**Entries shown:**
________________________________________

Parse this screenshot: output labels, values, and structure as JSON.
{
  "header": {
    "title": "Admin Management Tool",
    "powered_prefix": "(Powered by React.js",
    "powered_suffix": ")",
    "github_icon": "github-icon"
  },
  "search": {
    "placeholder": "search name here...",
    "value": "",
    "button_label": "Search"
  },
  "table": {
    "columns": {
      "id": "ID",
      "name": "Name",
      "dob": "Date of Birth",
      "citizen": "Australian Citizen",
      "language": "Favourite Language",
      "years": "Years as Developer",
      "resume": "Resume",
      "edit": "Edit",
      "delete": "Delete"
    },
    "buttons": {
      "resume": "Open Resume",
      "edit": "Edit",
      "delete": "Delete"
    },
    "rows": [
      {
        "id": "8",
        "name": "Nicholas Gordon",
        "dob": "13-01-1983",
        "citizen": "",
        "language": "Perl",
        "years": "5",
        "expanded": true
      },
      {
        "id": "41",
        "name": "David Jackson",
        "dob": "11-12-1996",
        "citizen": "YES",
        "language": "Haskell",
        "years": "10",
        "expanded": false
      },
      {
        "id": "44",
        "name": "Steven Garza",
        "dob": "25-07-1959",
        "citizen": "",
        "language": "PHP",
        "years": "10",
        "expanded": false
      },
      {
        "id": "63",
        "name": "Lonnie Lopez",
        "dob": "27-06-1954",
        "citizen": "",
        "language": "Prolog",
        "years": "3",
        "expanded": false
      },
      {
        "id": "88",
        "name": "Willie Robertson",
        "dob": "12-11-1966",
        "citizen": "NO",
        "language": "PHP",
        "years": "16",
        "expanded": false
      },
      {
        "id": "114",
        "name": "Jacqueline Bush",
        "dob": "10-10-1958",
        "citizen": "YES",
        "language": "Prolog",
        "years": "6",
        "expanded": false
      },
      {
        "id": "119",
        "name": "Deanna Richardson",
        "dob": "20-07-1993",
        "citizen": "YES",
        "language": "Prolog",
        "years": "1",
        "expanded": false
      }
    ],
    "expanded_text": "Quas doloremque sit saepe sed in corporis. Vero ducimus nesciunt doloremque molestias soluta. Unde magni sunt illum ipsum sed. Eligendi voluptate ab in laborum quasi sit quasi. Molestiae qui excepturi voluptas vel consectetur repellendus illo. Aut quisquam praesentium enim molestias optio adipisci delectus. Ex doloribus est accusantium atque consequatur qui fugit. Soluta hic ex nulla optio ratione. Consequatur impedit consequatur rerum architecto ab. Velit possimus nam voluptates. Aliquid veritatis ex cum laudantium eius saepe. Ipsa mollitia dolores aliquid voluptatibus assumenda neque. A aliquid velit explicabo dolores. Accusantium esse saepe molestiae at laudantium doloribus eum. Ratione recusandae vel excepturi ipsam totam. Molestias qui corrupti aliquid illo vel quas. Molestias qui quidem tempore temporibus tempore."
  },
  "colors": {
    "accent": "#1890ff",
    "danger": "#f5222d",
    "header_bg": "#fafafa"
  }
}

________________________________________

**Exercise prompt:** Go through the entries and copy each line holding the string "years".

**Response to this task:**
      "years": "Years as Developer",
        "years": "5",
        "years": "10",
        "years": "10",
        "years": "3",
        "years": "16",
        "years": "6",
        "years": "1",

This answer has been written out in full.